“Our nation faces difficult retirement challenges, but more government isn’t the solution,” Rep. Walberg said.

That’s not how many state officials and retirement experts see it.

“It's just really disappointing that Congress is making it more difficult for people to save when we have a tidal wave of retirements coming at us,” says Oregon State Treasurer Tobias Read, a Democrat. "Every dollar not saved now will put more pressure on state budgets and public services in the future."

There's also plenty of evidence that many Americans would welcome state retirement plan options.

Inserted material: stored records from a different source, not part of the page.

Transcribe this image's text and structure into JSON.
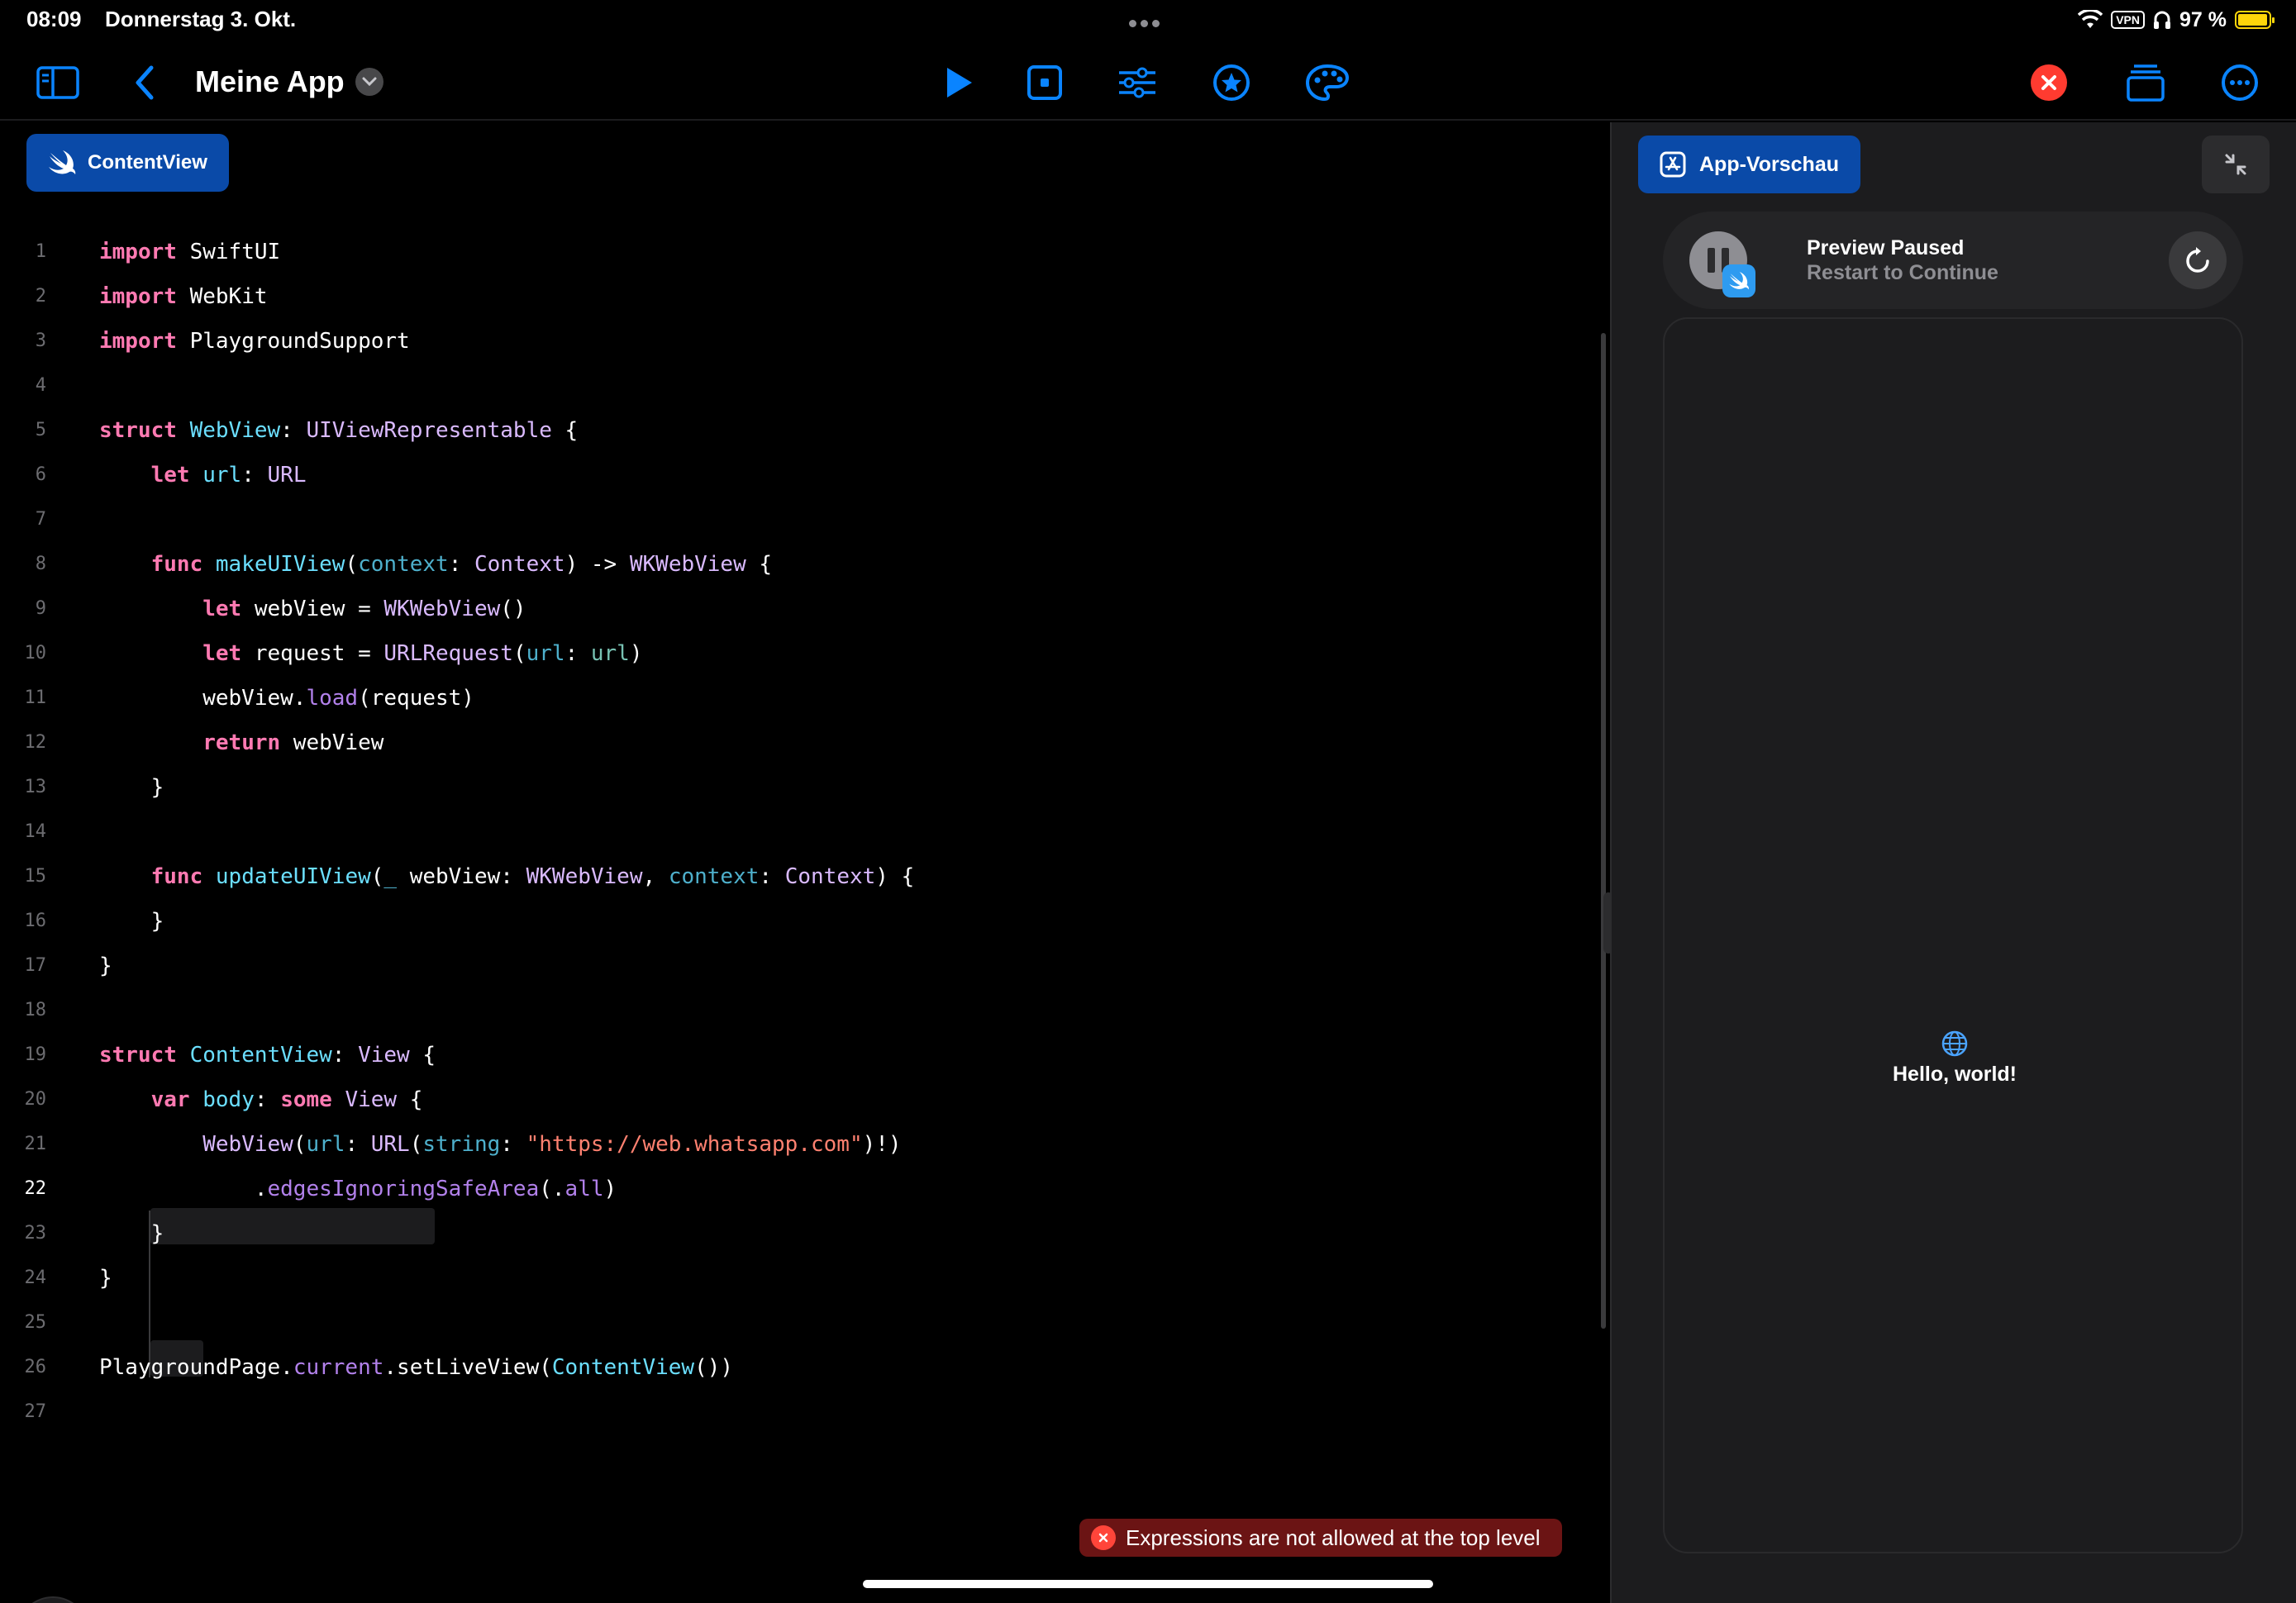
{
  "status_bar": {
    "time": "08:09",
    "date": "Donnerstag 3. Okt.",
    "vpn_label": "VPN",
    "battery": "97 %",
    "battery_level": 0.97
  },
  "toolbar": {
    "app_title": "Meine App",
    "icons": [
      "sidebar-icon",
      "back-chevron-icon",
      "play-icon",
      "stop-icon",
      "sliders-icon",
      "star-icon",
      "palette-icon",
      "close-icon",
      "stack-icon",
      "more-icon"
    ],
    "accent_color": "#0a84ff",
    "close_color": "#ff3b30"
  },
  "editor": {
    "file_tab": "ContentView",
    "error_message": "Expressions are not allowed at the top level",
    "active_line": 22,
    "lines": [
      {
        "n": "1",
        "tokens": [
          [
            "kw",
            "import"
          ],
          [
            "pl",
            " SwiftUI"
          ]
        ]
      },
      {
        "n": "2",
        "tokens": [
          [
            "kw",
            "import"
          ],
          [
            "pl",
            " WebKit"
          ]
        ]
      },
      {
        "n": "3",
        "tokens": [
          [
            "kw",
            "import"
          ],
          [
            "pl",
            " PlaygroundSupport"
          ]
        ]
      },
      {
        "n": "4",
        "tokens": []
      },
      {
        "n": "5",
        "tokens": [
          [
            "kw",
            "struct"
          ],
          [
            "pl",
            " "
          ],
          [
            "decl",
            "WebView"
          ],
          [
            "pl",
            ": "
          ],
          [
            "ty",
            "UIViewRepresentable"
          ],
          [
            "pl",
            " {"
          ]
        ]
      },
      {
        "n": "6",
        "tokens": [
          [
            "pl",
            "    "
          ],
          [
            "kw",
            "let"
          ],
          [
            "pl",
            " "
          ],
          [
            "decl",
            "url"
          ],
          [
            "pl",
            ": "
          ],
          [
            "ty",
            "URL"
          ]
        ]
      },
      {
        "n": "7",
        "tokens": []
      },
      {
        "n": "8",
        "tokens": [
          [
            "pl",
            "    "
          ],
          [
            "kw",
            "func"
          ],
          [
            "pl",
            " "
          ],
          [
            "decl",
            "makeUIView"
          ],
          [
            "pl",
            "("
          ],
          [
            "par",
            "context"
          ],
          [
            "pl",
            ": "
          ],
          [
            "ty",
            "Context"
          ],
          [
            "pl",
            ") -> "
          ],
          [
            "ty",
            "WKWebView"
          ],
          [
            "pl",
            " {"
          ]
        ]
      },
      {
        "n": "9",
        "tokens": [
          [
            "pl",
            "        "
          ],
          [
            "kw",
            "let"
          ],
          [
            "pl",
            " webView = "
          ],
          [
            "ty",
            "WKWebView"
          ],
          [
            "pl",
            "()"
          ]
        ]
      },
      {
        "n": "10",
        "tokens": [
          [
            "pl",
            "        "
          ],
          [
            "kw",
            "let"
          ],
          [
            "pl",
            " request = "
          ],
          [
            "ty",
            "URLRequest"
          ],
          [
            "pl",
            "("
          ],
          [
            "par",
            "url"
          ],
          [
            "pl",
            ": "
          ],
          [
            "id",
            "url"
          ],
          [
            "pl",
            ")"
          ]
        ]
      },
      {
        "n": "11",
        "tokens": [
          [
            "pl",
            "        webView."
          ],
          [
            "fn",
            "load"
          ],
          [
            "pl",
            "(request)"
          ]
        ]
      },
      {
        "n": "12",
        "tokens": [
          [
            "pl",
            "        "
          ],
          [
            "kw",
            "return"
          ],
          [
            "pl",
            " webView"
          ]
        ]
      },
      {
        "n": "13",
        "tokens": [
          [
            "pl",
            "    }"
          ]
        ]
      },
      {
        "n": "14",
        "tokens": []
      },
      {
        "n": "15",
        "tokens": [
          [
            "pl",
            "    "
          ],
          [
            "kw",
            "func"
          ],
          [
            "pl",
            " "
          ],
          [
            "decl",
            "updateUIView"
          ],
          [
            "pl",
            "("
          ],
          [
            "par",
            "_"
          ],
          [
            "pl",
            " webView: "
          ],
          [
            "ty",
            "WKWebView"
          ],
          [
            "pl",
            ", "
          ],
          [
            "par",
            "context"
          ],
          [
            "pl",
            ": "
          ],
          [
            "ty",
            "Context"
          ],
          [
            "pl",
            ") {"
          ]
        ]
      },
      {
        "n": "16",
        "tokens": [
          [
            "pl",
            "    }"
          ]
        ]
      },
      {
        "n": "17",
        "tokens": [
          [
            "pl",
            "}"
          ]
        ]
      },
      {
        "n": "18",
        "tokens": []
      },
      {
        "n": "19",
        "tokens": [
          [
            "kw",
            "struct"
          ],
          [
            "pl",
            " "
          ],
          [
            "decl",
            "ContentView"
          ],
          [
            "pl",
            ": "
          ],
          [
            "ty",
            "View"
          ],
          [
            "pl",
            " {"
          ]
        ]
      },
      {
        "n": "20",
        "tokens": [
          [
            "pl",
            "    "
          ],
          [
            "kw",
            "var"
          ],
          [
            "pl",
            " "
          ],
          [
            "decl",
            "body"
          ],
          [
            "pl",
            ": "
          ],
          [
            "kw",
            "some"
          ],
          [
            "pl",
            " "
          ],
          [
            "ty",
            "View"
          ],
          [
            "pl",
            " {"
          ]
        ]
      },
      {
        "n": "21",
        "tokens": [
          [
            "pl",
            "        "
          ],
          [
            "ty",
            "WebView"
          ],
          [
            "pl",
            "("
          ],
          [
            "par",
            "url"
          ],
          [
            "pl",
            ": "
          ],
          [
            "ty",
            "URL"
          ],
          [
            "pl",
            "("
          ],
          [
            "par",
            "string"
          ],
          [
            "pl",
            ": "
          ],
          [
            "str",
            "\"https://web.whatsapp.com\""
          ],
          [
            "pl",
            ")!)"
          ]
        ]
      },
      {
        "n": "22",
        "tokens": [
          [
            "pl",
            "            ."
          ],
          [
            "fn",
            "edgesIgnoringSafeArea"
          ],
          [
            "pl",
            "(."
          ],
          [
            "fn",
            "all"
          ],
          [
            "pl",
            ")"
          ]
        ]
      },
      {
        "n": "23",
        "tokens": [
          [
            "pl",
            "    }"
          ]
        ]
      },
      {
        "n": "24",
        "tokens": [
          [
            "pl",
            "}"
          ]
        ]
      },
      {
        "n": "25",
        "tokens": []
      },
      {
        "n": "26",
        "tokens": [
          [
            "pl",
            "PlaygroundPage."
          ],
          [
            "fn",
            "current"
          ],
          [
            "pl",
            "."
          ],
          [
            "pl",
            "setLiveView("
          ],
          [
            "decl",
            "ContentView"
          ],
          [
            "pl",
            "())"
          ]
        ]
      },
      {
        "n": "27",
        "tokens": []
      }
    ]
  },
  "preview": {
    "tab_label": "App-Vorschau",
    "status_title": "Preview Paused",
    "status_subtitle": "Restart to Continue",
    "content_text": "Hello, world!"
  }
}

A new survey from the National Institute on Retirement Security shows that 75% of Americans support the notion of state retirement plans. "These programs have strong bipartisan approval," says NIRS president Diane Oakley, who notes that 72% of Republicans and 83% of Democrats say state retirement savings plans are a good idea.

State plans are also favored by small business owners, says John Scott, director of the retirement savings project at the Pew Charitable Trusts. A 2016 Pew survey found that 80% of small business owners said they supported the basic concept of an auto-IRA program.

Given the turmoil in Washington these days, it’s hard to predict how much traction these bills will get. “More than 30 other CRAs seeking to block the last administration’s rules have been introduced so far, and it’s not clear how much a priority this one will be given,” says Narang. Still, Congress may get pressure on state plans from some financial services firms that market to small business 401(k)s seeking to block competition, says Scott.

Retirement advocate groups are gearing up for a lobbying battle. "Many people on the Hill aren't familiar with state plans, and don't understand that they have a long history of support from both parties," says Cristina Martin Firvida, director of financial security for AARP.

Even if the bills pass, states that have already enacted retirement savings plans may go forward anyway. “There’s already an exception for state savings plans, but the Labor Department rule provided additional clarification,” says Scott. Oregon Treasurer Read says his state plan is still on track to start rolling out in July. Still, the legislation would create a cloud of uncertainty that may slow further development of state and city plans. That will leave workers without employer plans on the wrong side of the retirement inequality gap.